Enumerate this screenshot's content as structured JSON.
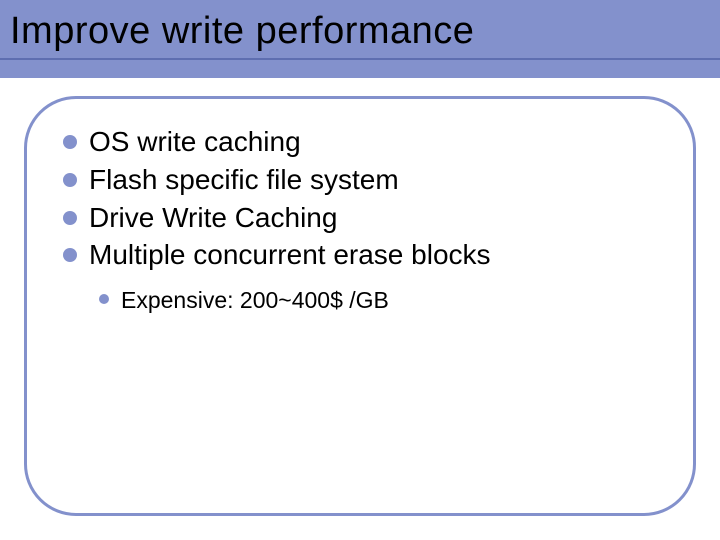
{
  "title": "Improve write performance",
  "bullets": [
    {
      "text": "OS write caching"
    },
    {
      "text": "Flash specific file system"
    },
    {
      "text": "Drive Write Caching"
    },
    {
      "text": "Multiple concurrent erase blocks"
    }
  ],
  "sub_bullets": [
    {
      "text": "Expensive: 200~400$ /GB"
    }
  ]
}
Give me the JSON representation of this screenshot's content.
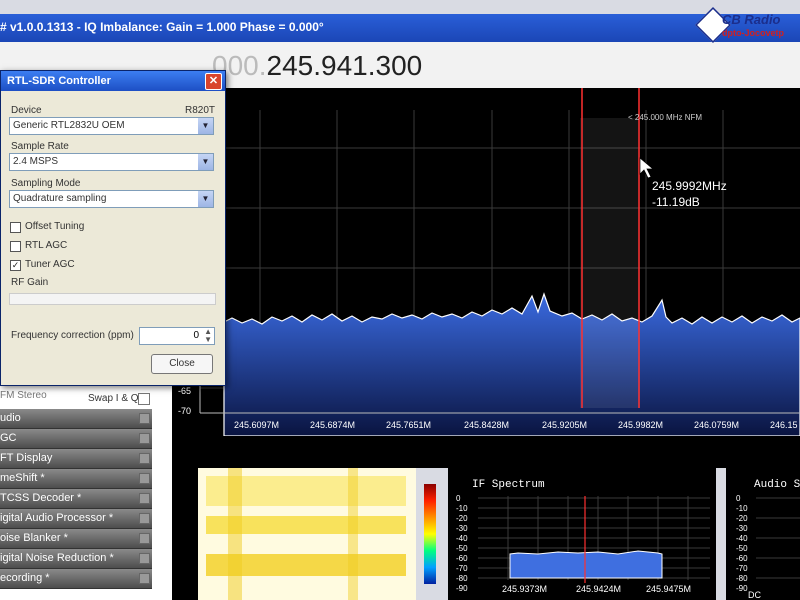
{
  "app": {
    "title": "# v1.0.0.1313 - IQ Imbalance: Gain = 1.000 Phase = 0.000°",
    "frequency_dim": "000.",
    "frequency": "245.941.300"
  },
  "logo": {
    "name": "CB Radio",
    "sub": "dpto-Jocovetp"
  },
  "spectrum": {
    "center_label": "< 245.000 MHz NFM",
    "cursor_freq": "245.9992MHz",
    "cursor_db": "-11.19dB",
    "y_labels": [
      "-65",
      "-70"
    ],
    "x_labels": [
      "245.6097M",
      "245.6874M",
      "245.7651M",
      "245.8428M",
      "245.9205M",
      "245.9982M",
      "246.0759M",
      "246.15"
    ]
  },
  "dialog": {
    "title": "RTL-SDR Controller",
    "device_label": "Device",
    "tuner": "R820T",
    "device_value": "Generic RTL2832U OEM",
    "sample_rate_label": "Sample Rate",
    "sample_rate_value": "2.4 MSPS",
    "sampling_mode_label": "Sampling Mode",
    "sampling_mode_value": "Quadrature sampling",
    "offset_tuning": "Offset Tuning",
    "rtl_agc": "RTL AGC",
    "tuner_agc": "Tuner AGC",
    "rf_gain": "RF Gain",
    "freq_corr_label": "Frequency correction (ppm)",
    "freq_corr_value": "0",
    "close": "Close",
    "close_icon": "x-icon"
  },
  "left": {
    "fm_stereo": "FM Stereo",
    "swap": "Swap I & Q",
    "items": [
      "udio",
      "GC",
      "FT Display",
      "meShift *",
      "TCSS Decoder *",
      "igital Audio Processor *",
      "oise Blanker *",
      "igital Noise Reduction *",
      "ecording *"
    ]
  },
  "ifspectrum": {
    "title": "IF Spectrum",
    "y_labels": [
      "0",
      "-10",
      "-20",
      "-30",
      "-40",
      "-50",
      "-60",
      "-70",
      "-80",
      "-90"
    ],
    "x_labels": [
      "245.9373M",
      "245.9424M",
      "245.9475M"
    ]
  },
  "audio": {
    "title": "Audio S",
    "y_labels": [
      "0",
      "-10",
      "-20",
      "-30",
      "-40",
      "-50",
      "-60",
      "-70",
      "-80",
      "-90"
    ],
    "x_label": "DC"
  },
  "colors": {
    "accent": "#1d4fc4",
    "cursor_line": "#ff3030",
    "spectrum_fill": "#2f5fd0"
  }
}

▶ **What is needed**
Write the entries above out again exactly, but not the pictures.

▶ **Output below**
Enumerate this screenshot's content as structured JSON.
{
  "title": "Improve write performance",
  "bullets": [
    {
      "text": "OS write caching"
    },
    {
      "text": "Flash specific file system"
    },
    {
      "text": "Drive Write Caching"
    },
    {
      "text": "Multiple concurrent erase blocks"
    }
  ],
  "sub_bullets": [
    {
      "text": "Expensive: 200~400$ /GB"
    }
  ]
}
Give me the JSON representation of this screenshot's content.
{
  "app": {
    "title": "# v1.0.0.1313 - IQ Imbalance: Gain = 1.000 Phase = 0.000°",
    "frequency_dim": "000.",
    "frequency": "245.941.300"
  },
  "logo": {
    "name": "CB Radio",
    "sub": "dpto-Jocovetp"
  },
  "spectrum": {
    "center_label": "< 245.000 MHz NFM",
    "cursor_freq": "245.9992MHz",
    "cursor_db": "-11.19dB",
    "y_labels": [
      "-65",
      "-70"
    ],
    "x_labels": [
      "245.6097M",
      "245.6874M",
      "245.7651M",
      "245.8428M",
      "245.9205M",
      "245.9982M",
      "246.0759M",
      "246.15"
    ]
  },
  "dialog": {
    "title": "RTL-SDR Controller",
    "device_label": "Device",
    "tuner": "R820T",
    "device_value": "Generic RTL2832U OEM",
    "sample_rate_label": "Sample Rate",
    "sample_rate_value": "2.4 MSPS",
    "sampling_mode_label": "Sampling Mode",
    "sampling_mode_value": "Quadrature sampling",
    "offset_tuning": "Offset Tuning",
    "rtl_agc": "RTL AGC",
    "tuner_agc": "Tuner AGC",
    "rf_gain": "RF Gain",
    "freq_corr_label": "Frequency correction (ppm)",
    "freq_corr_value": "0",
    "close": "Close",
    "close_icon": "x-icon"
  },
  "left": {
    "fm_stereo": "FM Stereo",
    "swap": "Swap I & Q",
    "items": [
      "udio",
      "GC",
      "FT Display",
      "meShift *",
      "TCSS Decoder *",
      "igital Audio Processor *",
      "oise Blanker *",
      "igital Noise Reduction *",
      "ecording *"
    ]
  },
  "ifspectrum": {
    "title": "IF Spectrum",
    "y_labels": [
      "0",
      "-10",
      "-20",
      "-30",
      "-40",
      "-50",
      "-60",
      "-70",
      "-80",
      "-90"
    ],
    "x_labels": [
      "245.9373M",
      "245.9424M",
      "245.9475M"
    ]
  },
  "audio": {
    "title": "Audio S",
    "y_labels": [
      "0",
      "-10",
      "-20",
      "-30",
      "-40",
      "-50",
      "-60",
      "-70",
      "-80",
      "-90"
    ],
    "x_label": "DC"
  },
  "colors": {
    "accent": "#1d4fc4",
    "cursor_line": "#ff3030",
    "spectrum_fill": "#2f5fd0"
  }
}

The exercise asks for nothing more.